that the marriage is valid.” Estate of Leslie, 37 Cal. 3d 186, 191 n.4 (Cal. 1984) (citing Cal. Civ. Code § 4452, now Cal. Fam.
Code § 2251); POMS GN 00305.085.B.1 (in California, “where at least one of the parties to an invalid [ceremonial]
marriage . . . entered into the marriage in good faith believing that it was valid,
the spouse had status as a putative spouse and inheritance rights as a spouse so long
as such good faith belief continued”).
Under section 216(h)(1)(A) of the Act, the agency will find that Claimant is the widow
of the NH if the courts of Nevada would find either: (1) that Claimant and the NH
were validly married at the time of the NH’s death or (2) that Claimant would have
the same status as the NH’s widow for purposes of sharing in his intestate personal
Here, Claimant cannot show that she had a valid marriage with the NH. See 20 C.F.R. §§ 404.345, 404.346. The parties did not obtain, authenticate, and return
a marriage license issued by the county clerk as required by California law. See POMS PR 05405.006.C; Cal. Fam. Code § 306.
Additionally, Claimant and the NH did not have a deemed marriage because their marriage
was not merely invalidated by a legal impediment resulting from the lack of dissolution
of a previous marriage or a defect in the procedure followed in connection with the
purported marriage. See POMS GN 00305.055. Rather, the parties never attempted to register their purported marriage with any
state. Indeed, according to the record, they sought only to make “the marriage official
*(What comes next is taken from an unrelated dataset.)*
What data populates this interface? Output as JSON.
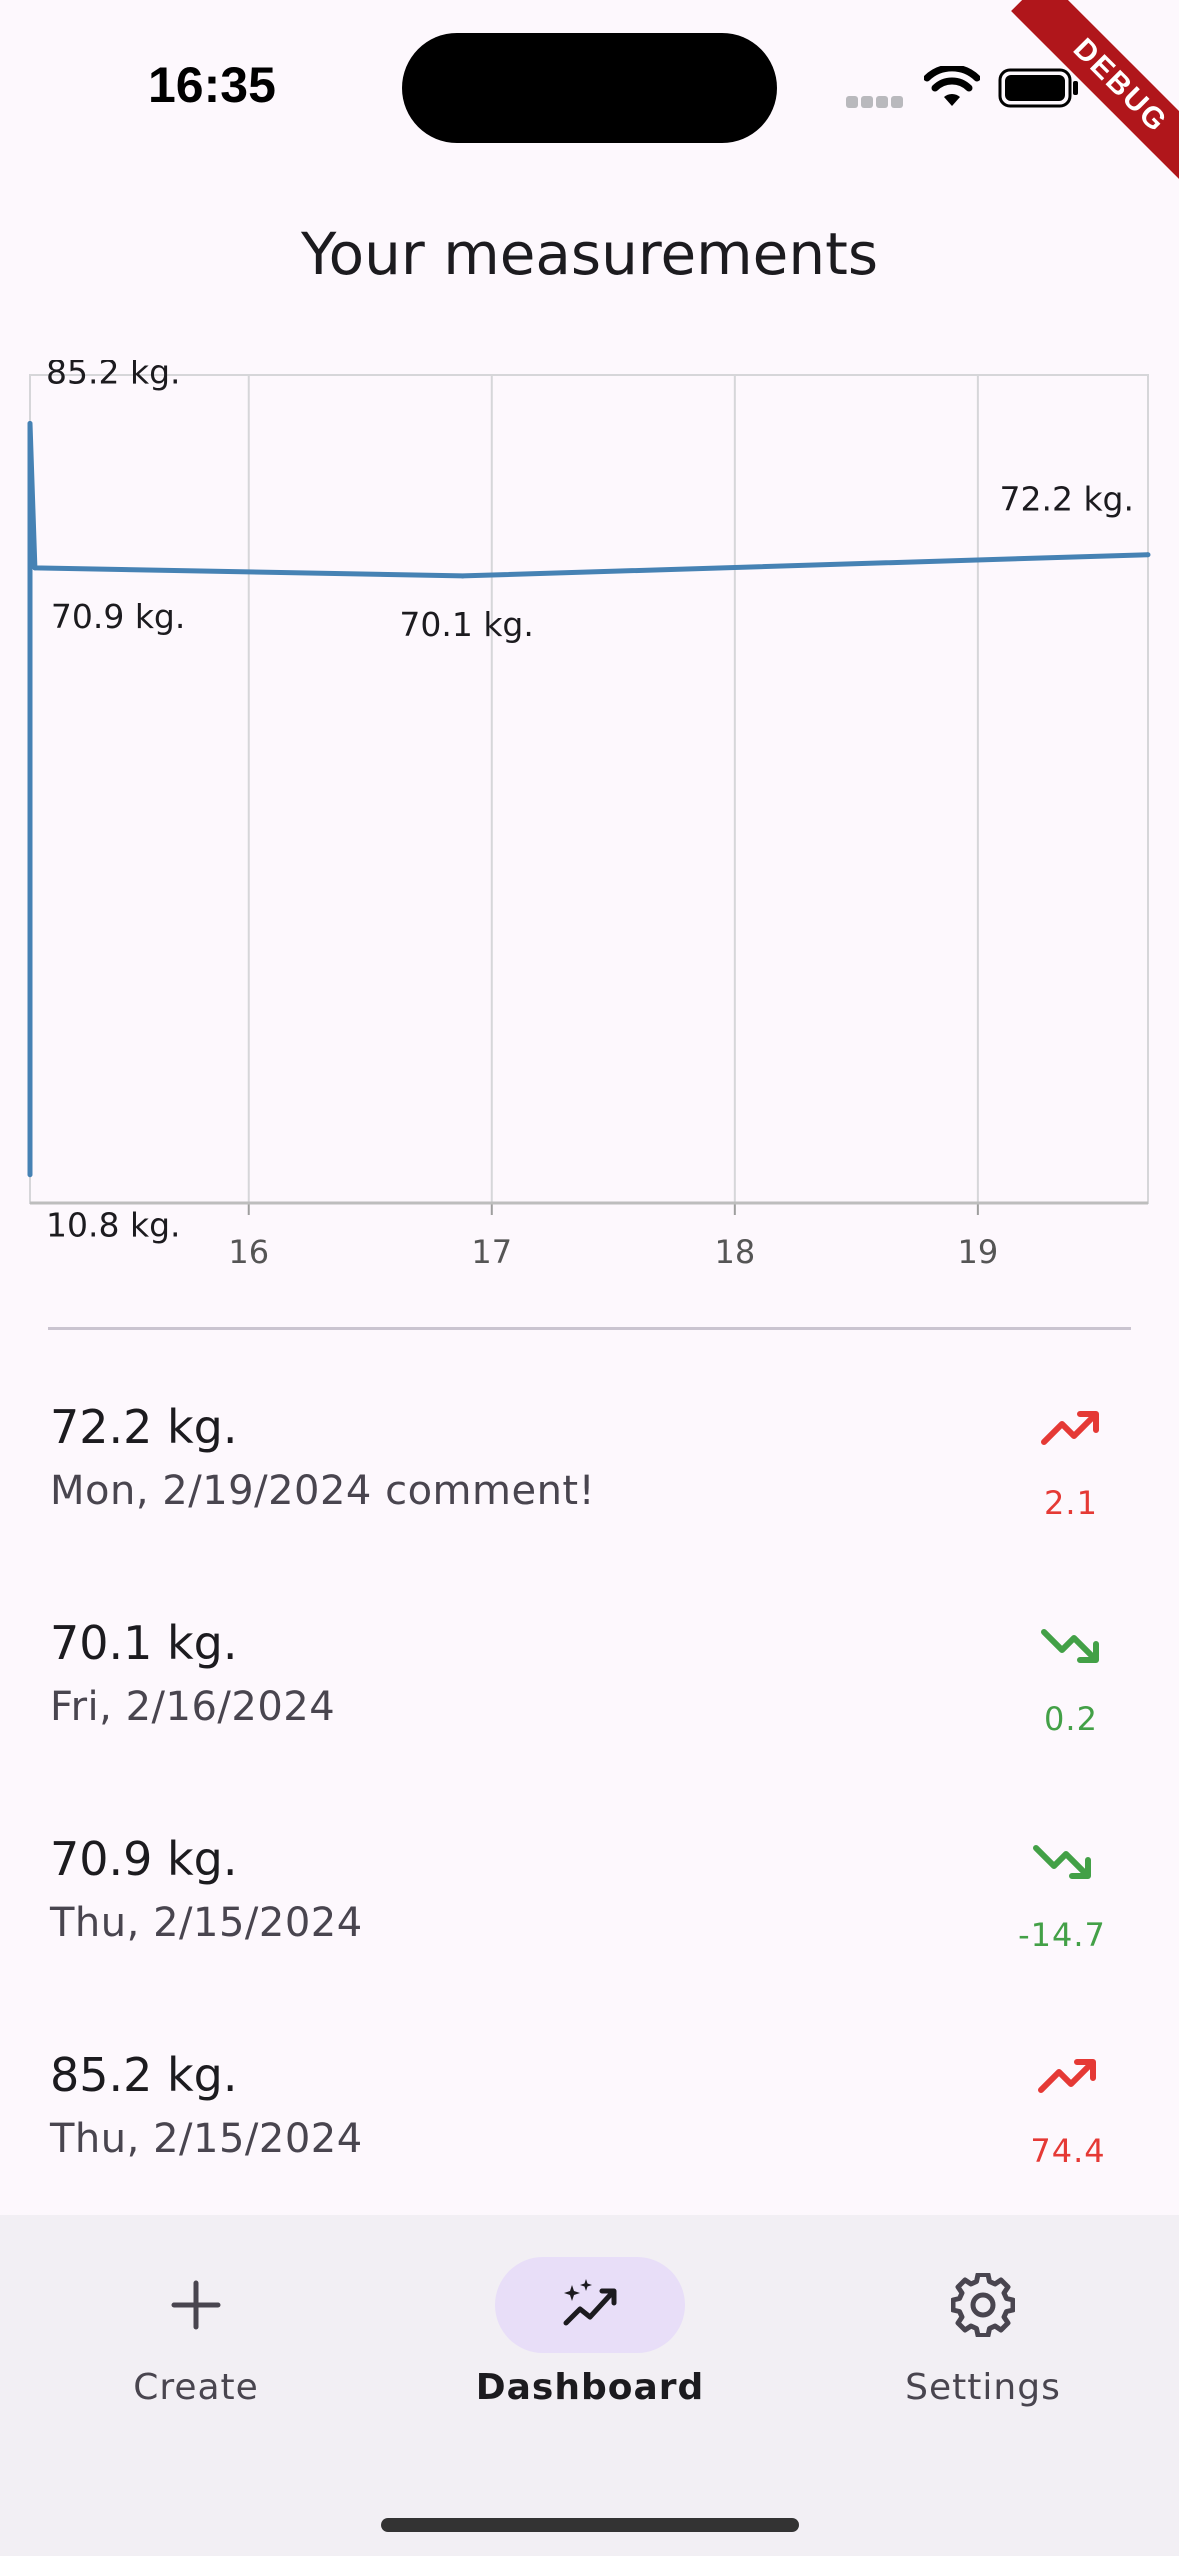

in [their] gypsy culture.”
Similarly, Claimant cannot show that she held a good faith belief in the existence
of a valid marriage at its inception because she never sought to obtain, authenticate,
and return a marriage license as required by California law. See Cal. Fam. Code § 306. Indeed, as indicated by the NH’s February 1, 2010 Supplemental
Security Income application, the couple merely believed that they had “lived together
so long that [they were] considered to be legally married[.]” However, even if Claimant
held a good faith belief that Nevada permits common law marriage, her mistaken belief
cannot overcome the requirements of Nevada law. See Nev. Rev. Stat. § 122.010(2). The putative spouse doctrine is intended only to protect
parties without knowledge of factual or legal impediments to marriage. See Cal. Fam. Code § 2251; Nev. Rev. Stat. § 122.090; see also POMS GN 00305.085. Therefore, it is inapplicable here.
In sum, a Nevada court would not acknowledge Claimant’s out-of-state “gypsy marriage”
to the NH as a legally valid marriage. Further, because Nevada does not recognize
common law marriage, Nevada courts would find Claimant ineligible to inherit from
the NH’s intestate estate as his spouse.
Because Claimant failed to prove a valid ceremonial marriage, or a good faith belief
that her ceremonial marriage was valid, she is not entitled to widow’s benefits on
the NH’s record. See 20 C.F.R. §§ 404.330, 404.345, 404.346.